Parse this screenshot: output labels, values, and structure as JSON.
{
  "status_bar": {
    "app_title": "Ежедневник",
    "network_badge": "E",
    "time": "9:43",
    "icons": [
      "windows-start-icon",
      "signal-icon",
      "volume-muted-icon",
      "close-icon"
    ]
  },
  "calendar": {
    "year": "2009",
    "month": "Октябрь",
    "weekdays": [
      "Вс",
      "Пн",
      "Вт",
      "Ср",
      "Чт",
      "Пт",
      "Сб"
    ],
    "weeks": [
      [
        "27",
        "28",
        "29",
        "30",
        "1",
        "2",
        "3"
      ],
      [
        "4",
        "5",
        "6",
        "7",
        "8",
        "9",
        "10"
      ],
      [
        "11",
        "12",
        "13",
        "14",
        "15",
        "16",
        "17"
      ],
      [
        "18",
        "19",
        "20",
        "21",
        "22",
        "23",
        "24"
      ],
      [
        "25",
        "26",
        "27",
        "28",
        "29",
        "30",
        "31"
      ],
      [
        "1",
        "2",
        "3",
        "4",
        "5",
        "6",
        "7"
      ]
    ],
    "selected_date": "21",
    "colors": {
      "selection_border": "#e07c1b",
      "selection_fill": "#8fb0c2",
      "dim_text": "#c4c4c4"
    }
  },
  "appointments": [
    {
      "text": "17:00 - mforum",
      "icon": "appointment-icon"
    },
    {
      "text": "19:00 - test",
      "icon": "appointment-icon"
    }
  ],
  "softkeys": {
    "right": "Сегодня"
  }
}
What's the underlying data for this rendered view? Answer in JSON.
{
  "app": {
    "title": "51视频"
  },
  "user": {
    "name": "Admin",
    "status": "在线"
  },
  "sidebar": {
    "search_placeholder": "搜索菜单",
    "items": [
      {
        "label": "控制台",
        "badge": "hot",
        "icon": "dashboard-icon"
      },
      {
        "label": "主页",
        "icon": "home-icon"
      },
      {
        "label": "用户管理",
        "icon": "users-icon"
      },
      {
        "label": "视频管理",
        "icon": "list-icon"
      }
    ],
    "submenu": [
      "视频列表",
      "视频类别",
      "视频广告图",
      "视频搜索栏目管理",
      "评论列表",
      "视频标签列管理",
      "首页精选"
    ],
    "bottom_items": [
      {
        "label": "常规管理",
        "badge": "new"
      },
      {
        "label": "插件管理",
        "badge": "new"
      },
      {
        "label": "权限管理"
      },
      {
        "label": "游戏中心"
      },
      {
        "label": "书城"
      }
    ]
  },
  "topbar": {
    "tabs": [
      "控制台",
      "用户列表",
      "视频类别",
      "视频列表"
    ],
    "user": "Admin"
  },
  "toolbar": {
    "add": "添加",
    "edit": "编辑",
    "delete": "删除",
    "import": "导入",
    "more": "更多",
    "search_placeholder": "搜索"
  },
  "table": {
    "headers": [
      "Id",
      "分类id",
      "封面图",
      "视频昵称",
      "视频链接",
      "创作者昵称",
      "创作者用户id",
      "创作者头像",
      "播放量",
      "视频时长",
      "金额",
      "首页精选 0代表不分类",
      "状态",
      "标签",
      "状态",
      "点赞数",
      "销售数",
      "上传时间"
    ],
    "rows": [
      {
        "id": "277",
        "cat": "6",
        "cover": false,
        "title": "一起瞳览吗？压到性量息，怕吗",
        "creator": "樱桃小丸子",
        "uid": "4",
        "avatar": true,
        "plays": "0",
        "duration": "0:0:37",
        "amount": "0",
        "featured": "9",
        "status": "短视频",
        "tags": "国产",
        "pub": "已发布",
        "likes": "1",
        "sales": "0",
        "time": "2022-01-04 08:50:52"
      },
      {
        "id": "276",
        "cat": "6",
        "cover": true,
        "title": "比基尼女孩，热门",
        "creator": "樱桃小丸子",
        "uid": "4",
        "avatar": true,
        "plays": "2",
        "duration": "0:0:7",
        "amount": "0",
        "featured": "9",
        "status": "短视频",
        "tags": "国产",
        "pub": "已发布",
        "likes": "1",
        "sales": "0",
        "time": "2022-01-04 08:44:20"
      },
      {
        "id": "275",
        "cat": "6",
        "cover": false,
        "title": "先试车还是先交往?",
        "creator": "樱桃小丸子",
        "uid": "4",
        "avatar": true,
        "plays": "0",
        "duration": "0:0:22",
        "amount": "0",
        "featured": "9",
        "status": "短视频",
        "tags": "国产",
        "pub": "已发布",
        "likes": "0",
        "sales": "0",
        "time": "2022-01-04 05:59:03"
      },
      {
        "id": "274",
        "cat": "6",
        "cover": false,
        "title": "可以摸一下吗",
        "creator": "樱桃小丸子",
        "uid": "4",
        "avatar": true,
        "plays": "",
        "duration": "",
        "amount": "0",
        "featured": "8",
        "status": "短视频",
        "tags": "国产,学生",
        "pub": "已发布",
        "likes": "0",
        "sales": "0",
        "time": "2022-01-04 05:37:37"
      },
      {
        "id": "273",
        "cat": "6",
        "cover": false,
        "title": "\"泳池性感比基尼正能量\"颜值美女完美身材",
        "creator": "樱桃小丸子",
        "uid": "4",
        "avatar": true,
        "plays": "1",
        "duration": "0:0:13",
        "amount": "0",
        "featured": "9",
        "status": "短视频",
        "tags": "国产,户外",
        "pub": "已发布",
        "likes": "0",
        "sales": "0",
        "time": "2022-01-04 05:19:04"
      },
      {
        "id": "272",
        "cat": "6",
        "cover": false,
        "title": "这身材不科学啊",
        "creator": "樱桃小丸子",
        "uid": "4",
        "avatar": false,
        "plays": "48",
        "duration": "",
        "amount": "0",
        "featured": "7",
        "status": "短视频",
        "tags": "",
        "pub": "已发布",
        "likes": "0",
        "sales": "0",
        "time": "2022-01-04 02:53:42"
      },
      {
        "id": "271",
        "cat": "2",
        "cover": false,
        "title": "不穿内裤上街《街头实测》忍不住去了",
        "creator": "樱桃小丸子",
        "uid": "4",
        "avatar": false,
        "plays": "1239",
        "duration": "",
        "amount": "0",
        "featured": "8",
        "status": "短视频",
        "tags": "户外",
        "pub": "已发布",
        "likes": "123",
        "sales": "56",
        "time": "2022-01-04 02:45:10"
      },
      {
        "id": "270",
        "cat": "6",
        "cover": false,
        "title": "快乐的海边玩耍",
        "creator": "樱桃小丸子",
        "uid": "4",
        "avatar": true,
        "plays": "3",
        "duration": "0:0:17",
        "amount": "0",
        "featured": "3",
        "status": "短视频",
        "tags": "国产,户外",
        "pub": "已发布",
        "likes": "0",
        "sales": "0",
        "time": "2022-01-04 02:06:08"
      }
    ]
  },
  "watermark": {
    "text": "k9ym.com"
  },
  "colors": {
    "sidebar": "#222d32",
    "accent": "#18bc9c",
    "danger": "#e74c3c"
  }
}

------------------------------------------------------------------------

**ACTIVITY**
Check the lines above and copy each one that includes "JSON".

**REPLY TO THE TASK**
Parse this screenshot: output labels, values, and structure as JSON.
What's the underlying data for this rendered view? Answer in JSON.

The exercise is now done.